(EXERCISE): Count the lines in the following data that include "CONTROLS". Please write only the number.

(PROVIDED INFORMATION):
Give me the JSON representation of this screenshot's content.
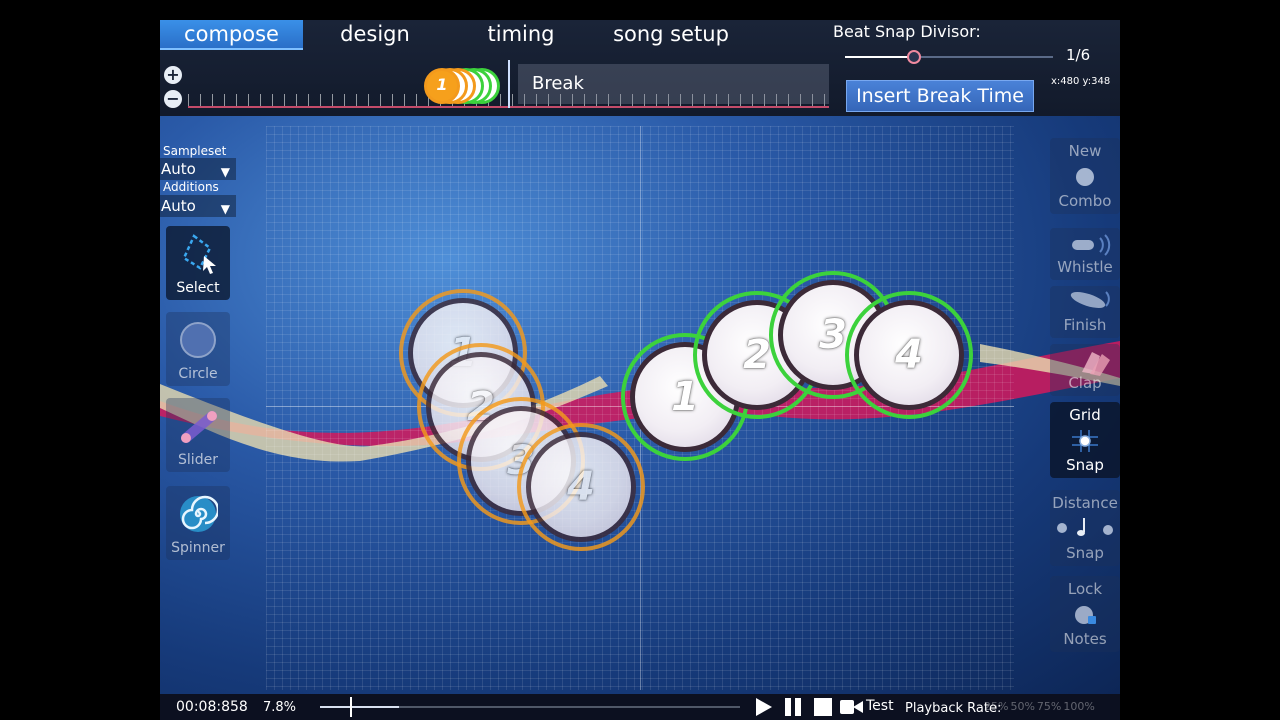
{
  "tabs": [
    {
      "label": "compose",
      "active": true
    },
    {
      "label": "design",
      "active": false
    },
    {
      "label": "timing",
      "active": false
    },
    {
      "label": "song setup",
      "active": false
    }
  ],
  "zoom": {
    "in_label": "+",
    "out_label": "−"
  },
  "timeline": {
    "break_label": "Break",
    "note_number": "1",
    "notes": [
      "orange",
      "orange",
      "orange",
      "green",
      "green",
      "green"
    ]
  },
  "beat_snap": {
    "label": "Beat Snap Divisor:",
    "value": "1/6",
    "level": 0.33
  },
  "coords": "x:480 y:348",
  "insert_break_label": "Insert Break Time",
  "left_panel": {
    "sampleset_label": "Sampleset",
    "sampleset_value": "Auto",
    "additions_label": "Additions",
    "additions_value": "Auto",
    "tools": [
      {
        "name": "select",
        "label": "Select",
        "icon": "select-icon",
        "active": true
      },
      {
        "name": "circle",
        "label": "Circle",
        "icon": "circle-icon",
        "active": false
      },
      {
        "name": "slider",
        "label": "Slider",
        "icon": "slider-icon",
        "active": false
      },
      {
        "name": "spinner",
        "label": "Spinner",
        "icon": "spinner-icon",
        "active": false
      }
    ]
  },
  "right_panel": {
    "new_combo": {
      "top": "New",
      "bottom": "Combo"
    },
    "whistle": "Whistle",
    "finish": "Finish",
    "clap": "Clap",
    "grid_snap": {
      "top": "Grid",
      "bottom": "Snap",
      "active": true
    },
    "distance_snap": {
      "top": "Distance",
      "bottom": "Snap"
    },
    "lock_notes": {
      "top": "Lock",
      "bottom": "Notes"
    }
  },
  "hit_objects": {
    "orange_combo": [
      "1",
      "2",
      "3",
      "4"
    ],
    "green_combo": [
      "1",
      "2",
      "3",
      "4"
    ]
  },
  "bottom_bar": {
    "time": "00:08:858",
    "percent": "7.8%",
    "progress": 0.078,
    "test_label": "Test",
    "playback_label": "Playback Rate:",
    "rates": [
      "25%",
      "50%",
      "75%",
      "100%"
    ]
  },
  "colors": {
    "accent_tab": "#3a90e8",
    "combo_orange": "#f39a1c",
    "combo_green": "#3cd23c",
    "ribbon_pink": "#d4195c",
    "ribbon_cream": "#e8dcb0"
  }
}
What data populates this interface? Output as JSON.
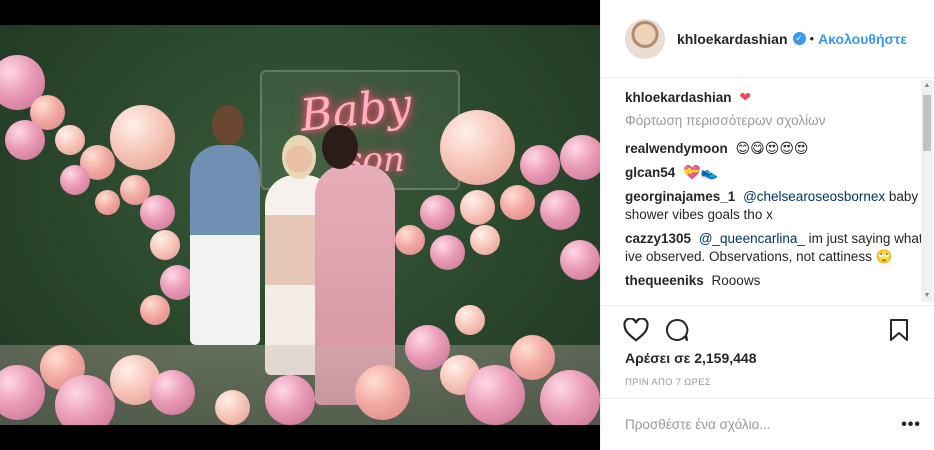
{
  "post": {
    "image_alt": "Party photo with pink balloons and neon sign",
    "neon_text_line1": "Baby",
    "neon_text_line2": "son",
    "carousel": {
      "count": 5,
      "active": 0
    }
  },
  "header": {
    "username": "khloekardashian",
    "verified_icon": "verified-badge-icon",
    "follow_label": "Ακολουθήστε"
  },
  "comments": {
    "caption": {
      "user": "khloekardashian",
      "text": "❤"
    },
    "load_more": "Φόρτωση περισσότερων σχολίων",
    "items": [
      {
        "user": "realwendymoon",
        "mention": "",
        "text": "😊😋😍😍😍"
      },
      {
        "user": "glcan54",
        "mention": "",
        "text": "💝👟"
      },
      {
        "user": "georginajames_1",
        "mention": "@chelsearoseosbornex",
        "text": "baby shower vibes goals tho x"
      },
      {
        "user": "cazzy1305",
        "mention": "@_queencarlina_",
        "text": "im just saying what ive observed. Observations, not cattiness 🙄"
      },
      {
        "user": "thequeeniks",
        "mention": "",
        "text": "Rooows"
      }
    ]
  },
  "actions": {
    "like_icon": "heart-icon",
    "comment_icon": "comment-icon",
    "save_icon": "bookmark-icon"
  },
  "likes_text": "Αρέσει σε 2,159,448",
  "timestamp": "ΠΡΙΝ ΑΠΟ 7 ΩΡΕΣ",
  "add_comment": {
    "placeholder": "Προσθέστε ένα σχόλιο...",
    "more_label": "•••"
  },
  "colors": {
    "accent": "#3897f0",
    "text": "#262626",
    "muted": "#999999"
  }
}
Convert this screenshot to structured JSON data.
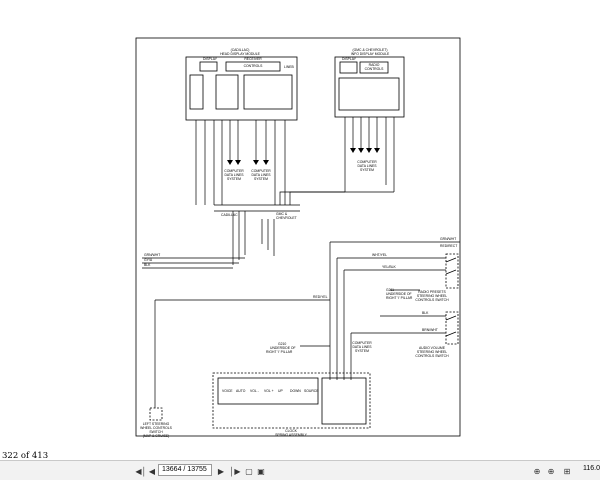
{
  "viewer": {
    "page_indicator": "322 of 413",
    "page_field": "13664 / 13755",
    "zoom": "116.0"
  },
  "icons": {
    "first": "first-page-icon",
    "prev": "previous-page-icon",
    "next": "next-page-icon",
    "last": "last-page-icon",
    "fit_width": "fit-width-icon",
    "fit_page": "fit-page-icon",
    "zoom_out": "zoom-out-icon",
    "zoom_in": "zoom-in-icon"
  },
  "diagram": {
    "cadillac_module": {
      "title1": "(CADILLAC)",
      "title2": "HEAD DISPLAY MODULE",
      "sub": "RECEIVER",
      "sub2": "CONTROLS",
      "display": "DISPLAY",
      "lineb": "LINEB"
    },
    "chevy_module": {
      "title1": "(GMC & CHEVROLET)",
      "title2": "INFO DISPLAY MODULE",
      "display": "DISPLAY",
      "radio": "RADIO",
      "controls": "CONTROLS"
    },
    "computer_data_lines": [
      "COMPUTER",
      "DATA LINES",
      "SYSTEM"
    ],
    "cadillac_conn": "CADILLAC",
    "gmc_conn": "GMC &",
    "gmc_conn2": "CHEVROLET",
    "wires_left": [
      "GRN/WHT",
      "GY/A",
      "BLK"
    ],
    "wire_red_yel": "RED/YEL",
    "wire_wht_yel": "WHT/YEL",
    "wire_yel_blk": "YEL/BLK",
    "wire_blk": "BLK",
    "wire_brn_wht": "BRN/WHT",
    "radio_presets": [
      "RADIO PRESETS",
      "STEERING WHEEL",
      "CONTROLS SWITCH"
    ],
    "audio_volume": [
      "AUDIO VOLUME",
      "STEERING WHEEL",
      "CONTROLS SWITCH"
    ],
    "ground_1": [
      "G211",
      "UNDERSIDE OF",
      "RIGHT 'I' PILLAR"
    ],
    "ground_2": [
      "G210",
      "UNDERSIDE OF",
      "RIGHT 'I' PILLAR"
    ],
    "coil_labels": [
      "VOICE",
      "AUTO",
      "VOL -",
      "VOL +",
      "UP",
      "DOWN",
      "SOURCE"
    ],
    "clock_spring_1": "CLOCK",
    "clock_spring_2": "SPRING ASSEMBLY",
    "left_switch": [
      "LEFT STEERING",
      "WHEEL CONTROLS",
      "SWITCH",
      "(MAP & CRUISE)"
    ],
    "grn_wht_top": "GRN/WHT",
    "right_label": "REDIRECT"
  }
}
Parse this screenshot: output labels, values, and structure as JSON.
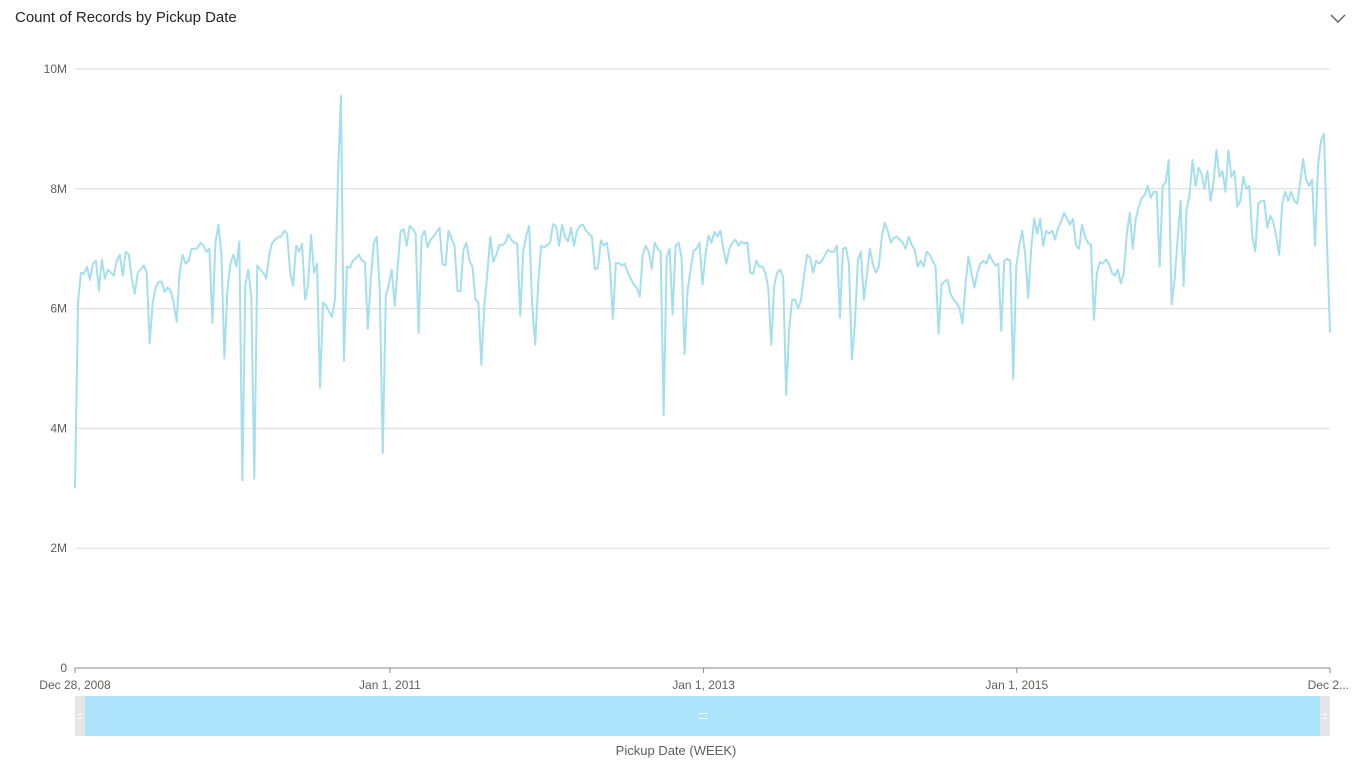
{
  "title": "Count of Records by Pickup Date",
  "collapse_icon": "chevron-down-icon",
  "colors": {
    "line": "#a5dfec",
    "grid": "#d9d9d9",
    "axis": "#8a8886",
    "scroll_thumb": "#aee4fb",
    "scroll_track": "#e6e6e6"
  },
  "chart_data": {
    "type": "line",
    "title": "Count of Records by Pickup Date",
    "xlabel": "Pickup Date (WEEK)",
    "ylabel": "",
    "ylim": [
      0,
      10000000
    ],
    "yticks": [
      0,
      2000000,
      4000000,
      6000000,
      8000000,
      10000000
    ],
    "ytick_labels": [
      "0",
      "2M",
      "4M",
      "6M",
      "8M",
      "10M"
    ],
    "xticks": [
      "2008-12-28",
      "2011-01-01",
      "2013-01-01",
      "2015-01-01",
      "2016-12-31"
    ],
    "xtick_labels": [
      "Dec 28, 2008",
      "Jan 1, 2011",
      "Jan 1, 2013",
      "Jan 1, 2015",
      "Dec 2..."
    ],
    "grid": true,
    "legend": "none",
    "x_start": "2008-12-28",
    "x_end": "2016-12-31",
    "x_interval": "week",
    "y": [
      3000000,
      6100000,
      6600000,
      6580000,
      6700000,
      6480000,
      6750000,
      6800000,
      6300000,
      6820000,
      6500000,
      6650000,
      6600000,
      6550000,
      6800000,
      6900000,
      6550000,
      6950000,
      6900000,
      6500000,
      6250000,
      6600000,
      6650000,
      6720000,
      6600000,
      5420000,
      6100000,
      6350000,
      6450000,
      6450000,
      6280000,
      6350000,
      6300000,
      6100000,
      5780000,
      6600000,
      6900000,
      6750000,
      6800000,
      7000000,
      7000000,
      7010000,
      7100000,
      7050000,
      6950000,
      7000000,
      5760000,
      7100000,
      7400000,
      6900000,
      5170000,
      6300000,
      6750000,
      6900000,
      6700000,
      7120000,
      3130000,
      6400000,
      6650000,
      6200000,
      3160000,
      6720000,
      6650000,
      6600000,
      6500000,
      6900000,
      7100000,
      7150000,
      7200000,
      7200000,
      7300000,
      7250000,
      6600000,
      6380000,
      7050000,
      6950000,
      7080000,
      6150000,
      6400000,
      7230000,
      6600000,
      6750000,
      4680000,
      6100000,
      6050000,
      5950000,
      5860000,
      6150000,
      8200000,
      9550000,
      5130000,
      6700000,
      6680000,
      6800000,
      6840000,
      6900000,
      6800000,
      6780000,
      5660000,
      6500000,
      7100000,
      7200000,
      6300000,
      3590000,
      6200000,
      6400000,
      6650000,
      6050000,
      6700000,
      7300000,
      7320000,
      7050000,
      7380000,
      7330000,
      7250000,
      5590000,
      7200000,
      7300000,
      7020000,
      7150000,
      7200000,
      7280000,
      7350000,
      6740000,
      6720000,
      7300000,
      7170000,
      7050000,
      6300000,
      6290000,
      6980000,
      7100000,
      6800000,
      6700000,
      6160000,
      6100000,
      5060000,
      6050000,
      6600000,
      7200000,
      6780000,
      6900000,
      7060000,
      7060000,
      7100000,
      7240000,
      7150000,
      7100000,
      7080000,
      5880000,
      6950000,
      7220000,
      7380000,
      6050000,
      5400000,
      6400000,
      7050000,
      7020000,
      7060000,
      7100000,
      7410000,
      7380000,
      7050000,
      7400000,
      7200000,
      7120000,
      7350000,
      7050000,
      7300000,
      7380000,
      7400000,
      7300000,
      7250000,
      7200000,
      6660000,
      6680000,
      7140000,
      7050000,
      7100000,
      6750000,
      5830000,
      6760000,
      6760000,
      6720000,
      6750000,
      6600000,
      6500000,
      6400000,
      6350000,
      6200000,
      6900000,
      7050000,
      6950000,
      6660000,
      7100000,
      7000000,
      6950000,
      4220000,
      6850000,
      7000000,
      5900000,
      7050000,
      7100000,
      6850000,
      5240000,
      6300000,
      6650000,
      6960000,
      7000000,
      7100000,
      6400000,
      6900000,
      7220000,
      7100000,
      7280000,
      7200000,
      7300000,
      7000000,
      6750000,
      7000000,
      7100000,
      7150000,
      7050000,
      7120000,
      7080000,
      7110000,
      6600000,
      6580000,
      6800000,
      6700000,
      6700000,
      6600000,
      6350000,
      5400000,
      6380000,
      6600000,
      6650000,
      6520000,
      4560000,
      5650000,
      6150000,
      6150000,
      6000000,
      6150000,
      6560000,
      6900000,
      6850000,
      6600000,
      6800000,
      6750000,
      6800000,
      6900000,
      6980000,
      6950000,
      6950000,
      7050000,
      5850000,
      7000000,
      7020000,
      6750000,
      5150000,
      5750000,
      6800000,
      6950000,
      6150000,
      6550000,
      7000000,
      6750000,
      6600000,
      6700000,
      7200000,
      7430000,
      7300000,
      7100000,
      7180000,
      7200000,
      7150000,
      7100000,
      7000000,
      7200000,
      7070000,
      6980000,
      6700000,
      6800000,
      6700000,
      6950000,
      6900000,
      6800000,
      6700000,
      5580000,
      6400000,
      6450000,
      6480000,
      6250000,
      6150000,
      6100000,
      6000000,
      5750000,
      6400000,
      6870000,
      6600000,
      6350000,
      6600000,
      6750000,
      6800000,
      6750000,
      6900000,
      6800000,
      6720000,
      6750000,
      5630000,
      6800000,
      6830000,
      6800000,
      4820000,
      6700000,
      7050000,
      7300000,
      6900000,
      6180000,
      7000000,
      7500000,
      7250000,
      7500000,
      7050000,
      7300000,
      7250000,
      7300000,
      7150000,
      7350000,
      7450000,
      7600000,
      7500000,
      7400000,
      7500000,
      7050000,
      7000000,
      7400000,
      7200000,
      7100000,
      7070000,
      5810000,
      6600000,
      6780000,
      6750000,
      6820000,
      6750000,
      6600000,
      6550000,
      6650000,
      6420000,
      6600000,
      7250000,
      7600000,
      7000000,
      7500000,
      7700000,
      7850000,
      7900000,
      8050000,
      7850000,
      7950000,
      7950000,
      6700000,
      8050000,
      8100000,
      8480000,
      6070000,
      6500000,
      7150000,
      7800000,
      6380000,
      7650000,
      7900000,
      8480000,
      8050000,
      8350000,
      8250000,
      8000000,
      8300000,
      7800000,
      8100000,
      8650000,
      8200000,
      8300000,
      7950000,
      8640000,
      8200000,
      8300000,
      7700000,
      7800000,
      8200000,
      8000000,
      8050000,
      7200000,
      6950000,
      7750000,
      7800000,
      7800000,
      7350000,
      7550000,
      7450000,
      7200000,
      6900000,
      7750000,
      7950000,
      7800000,
      7950000,
      7800000,
      7750000,
      8100000,
      8500000,
      8150000,
      8050000,
      8150000,
      7050000,
      8400000,
      8800000,
      8920000,
      7100000,
      5600000
    ]
  },
  "scrollbar": {
    "thumb_grip_icon": "grip-icon",
    "start_fraction": 0.0,
    "end_fraction": 1.0
  }
}
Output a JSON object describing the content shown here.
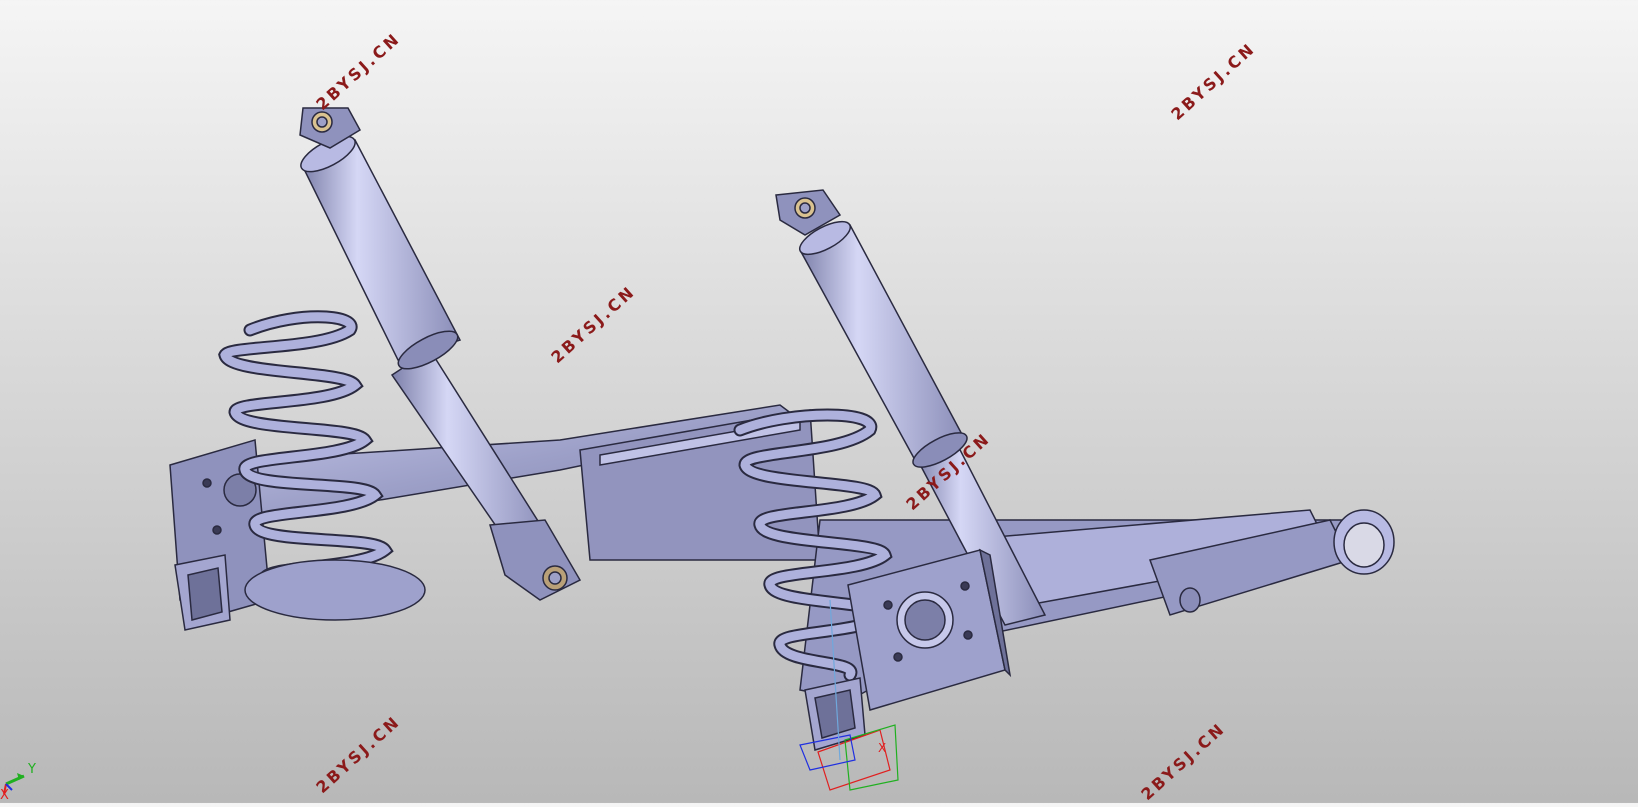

(RESPONSE TO THE TASK): 5